> TASK TO COMPLETE
Set down each entry below exactly as written, keeping the pictures out.

> SUPPLIED ENTRIES
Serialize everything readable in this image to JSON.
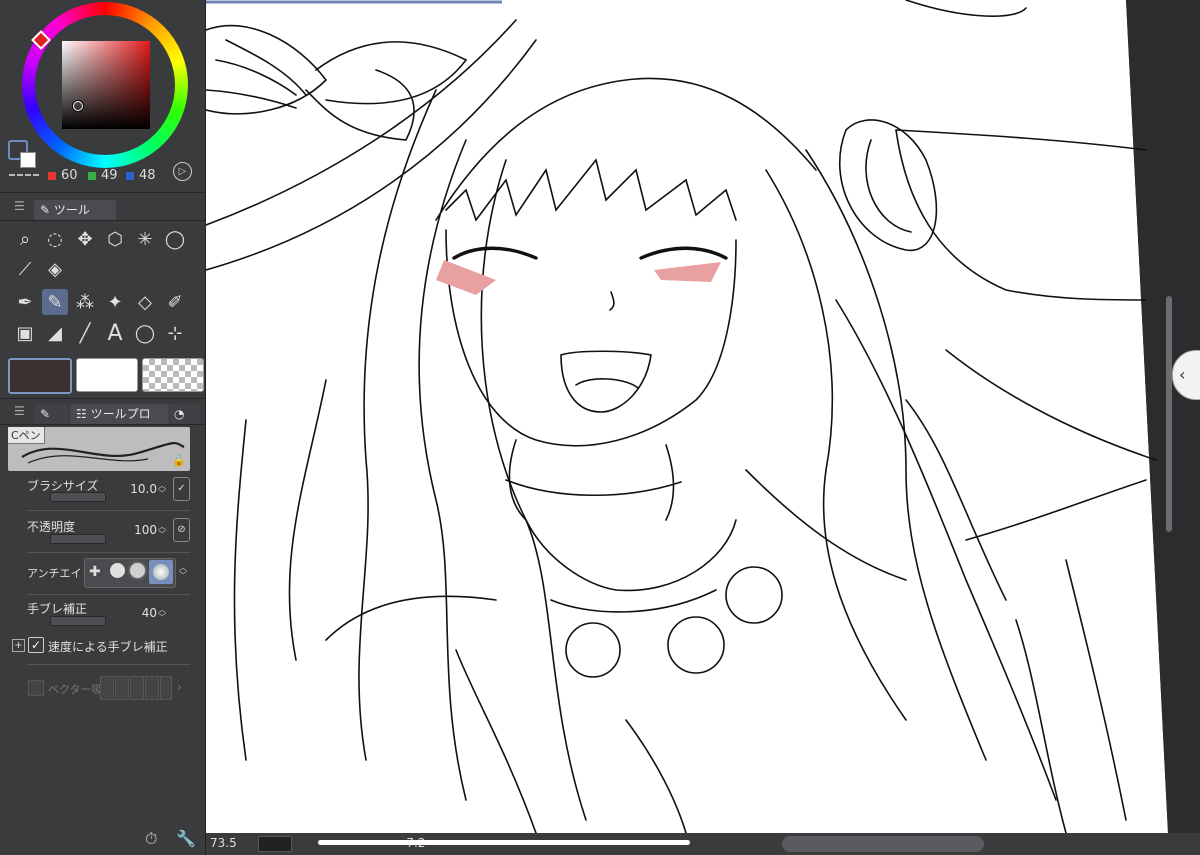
{
  "color_panel": {
    "rgb": {
      "r": "60",
      "g": "49",
      "b": "48"
    },
    "colors": {
      "r": "#e53a2a",
      "g": "#35b04a",
      "b": "#2f5fd7",
      "main": "#3c3130",
      "sub": "#ffffff"
    }
  },
  "tool_panel": {
    "tab_label": "ツール",
    "icons": [
      "zoom-icon",
      "rotate-icon",
      "move-icon",
      "object-icon",
      "auto-select-icon",
      "lasso-icon",
      "eyedropper-icon",
      "fill-icon",
      "pen-icon",
      "pencil-icon",
      "airbrush-icon",
      "decoration-icon",
      "eraser-icon",
      "blend-icon",
      "gradient-icon",
      "figure-icon",
      "line-icon",
      "text-icon",
      "balloon-icon",
      "ruler-icon"
    ]
  },
  "tool_props": {
    "tab_label": "ツールプロ",
    "brush_name": "Cペン",
    "brush_size_label": "ブラシサイズ",
    "brush_size_value": "10.0",
    "opacity_label": "不透明度",
    "opacity_value": "100",
    "antialias_label": "アンチエイリ",
    "stabilizer_label": "手ブレ補正",
    "stabilizer_value": "40",
    "speed_stabilizer_label": "速度による手ブレ補正",
    "speed_stabilizer_checked": true,
    "vector_label": "ベクター吸"
  },
  "status": {
    "zoom": "73.5",
    "rotation": "-7.2"
  }
}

> YOUR SOLUTION
Serialize everything readable in this image to JSON.
{
  "color_panel": {
    "rgb": {
      "r": "60",
      "g": "49",
      "b": "48"
    },
    "colors": {
      "r": "#e53a2a",
      "g": "#35b04a",
      "b": "#2f5fd7",
      "main": "#3c3130",
      "sub": "#ffffff"
    }
  },
  "tool_panel": {
    "tab_label": "ツール",
    "icons": [
      "zoom-icon",
      "rotate-icon",
      "move-icon",
      "object-icon",
      "auto-select-icon",
      "lasso-icon",
      "eyedropper-icon",
      "fill-icon",
      "pen-icon",
      "pencil-icon",
      "airbrush-icon",
      "decoration-icon",
      "eraser-icon",
      "blend-icon",
      "gradient-icon",
      "figure-icon",
      "line-icon",
      "text-icon",
      "balloon-icon",
      "ruler-icon"
    ]
  },
  "tool_props": {
    "tab_label": "ツールプロ",
    "brush_name": "Cペン",
    "brush_size_label": "ブラシサイズ",
    "brush_size_value": "10.0",
    "opacity_label": "不透明度",
    "opacity_value": "100",
    "antialias_label": "アンチエイリ",
    "stabilizer_label": "手ブレ補正",
    "stabilizer_value": "40",
    "speed_stabilizer_label": "速度による手ブレ補正",
    "speed_stabilizer_checked": true,
    "vector_label": "ベクター吸"
  },
  "status": {
    "zoom": "73.5",
    "rotation": "-7.2"
  }
}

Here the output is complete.